WHAT THE TASK REQUIRES: The lines below should be written out again in full, exactly as they are.

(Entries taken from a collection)

· · · ·

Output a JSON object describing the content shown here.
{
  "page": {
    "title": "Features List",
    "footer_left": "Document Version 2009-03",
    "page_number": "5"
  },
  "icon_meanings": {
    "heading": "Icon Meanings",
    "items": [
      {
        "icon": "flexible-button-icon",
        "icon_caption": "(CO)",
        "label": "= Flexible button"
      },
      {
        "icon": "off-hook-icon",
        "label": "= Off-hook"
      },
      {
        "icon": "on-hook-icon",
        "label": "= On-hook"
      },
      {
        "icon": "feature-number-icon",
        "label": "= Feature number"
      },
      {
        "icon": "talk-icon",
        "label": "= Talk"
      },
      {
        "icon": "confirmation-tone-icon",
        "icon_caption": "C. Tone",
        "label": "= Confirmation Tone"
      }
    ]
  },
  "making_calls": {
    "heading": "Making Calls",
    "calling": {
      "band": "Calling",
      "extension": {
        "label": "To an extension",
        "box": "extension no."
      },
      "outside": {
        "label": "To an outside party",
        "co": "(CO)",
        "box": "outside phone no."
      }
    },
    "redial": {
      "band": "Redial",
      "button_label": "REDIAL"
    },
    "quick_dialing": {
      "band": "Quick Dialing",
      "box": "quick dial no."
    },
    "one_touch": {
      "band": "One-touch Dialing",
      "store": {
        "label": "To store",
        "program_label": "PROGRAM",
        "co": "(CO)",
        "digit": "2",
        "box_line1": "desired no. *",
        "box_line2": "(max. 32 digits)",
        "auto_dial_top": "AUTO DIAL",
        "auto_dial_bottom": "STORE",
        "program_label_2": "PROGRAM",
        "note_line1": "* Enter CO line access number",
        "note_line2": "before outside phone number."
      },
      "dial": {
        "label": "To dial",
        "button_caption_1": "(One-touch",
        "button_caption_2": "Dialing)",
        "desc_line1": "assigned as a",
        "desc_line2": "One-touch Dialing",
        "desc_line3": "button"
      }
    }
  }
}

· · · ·

ANSWER BOX:
Output a JSON object describing the content shown here.
{
  "page": {
    "title": "Features List",
    "footer_left": "Document Version 2009-03",
    "page_number": "5"
  },
  "icon_meanings": {
    "heading": "Icon Meanings",
    "items": [
      {
        "icon": "flexible-button-icon",
        "icon_caption": "(CO)",
        "label": "= Flexible button"
      },
      {
        "icon": "off-hook-icon",
        "label": "= Off-hook"
      },
      {
        "icon": "on-hook-icon",
        "label": "= On-hook"
      },
      {
        "icon": "feature-number-icon",
        "label": "= Feature number"
      },
      {
        "icon": "talk-icon",
        "label": "= Talk"
      },
      {
        "icon": "confirmation-tone-icon",
        "icon_caption": "C. Tone",
        "label": "= Confirmation Tone"
      }
    ]
  },
  "making_calls": {
    "heading": "Making Calls",
    "calling": {
      "band": "Calling",
      "extension": {
        "label": "To an extension",
        "box": "extension no."
      },
      "outside": {
        "label": "To an outside party",
        "co": "(CO)",
        "box": "outside phone no."
      }
    },
    "redial": {
      "band": "Redial",
      "button_label": "REDIAL"
    },
    "quick_dialing": {
      "band": "Quick Dialing",
      "box": "quick dial no."
    },
    "one_touch": {
      "band": "One-touch Dialing",
      "store": {
        "label": "To store",
        "program_label": "PROGRAM",
        "co": "(CO)",
        "digit": "2",
        "box_line1": "desired no. *",
        "box_line2": "(max. 32 digits)",
        "auto_dial_top": "AUTO DIAL",
        "auto_dial_bottom": "STORE",
        "program_label_2": "PROGRAM",
        "note_line1": "* Enter CO line access number",
        "note_line2": "before outside phone number."
      },
      "dial": {
        "label": "To dial",
        "button_caption_1": "(One-touch",
        "button_caption_2": "Dialing)",
        "desc_line1": "assigned as a",
        "desc_line2": "One-touch Dialing",
        "desc_line3": "button"
      }
    }
  }
}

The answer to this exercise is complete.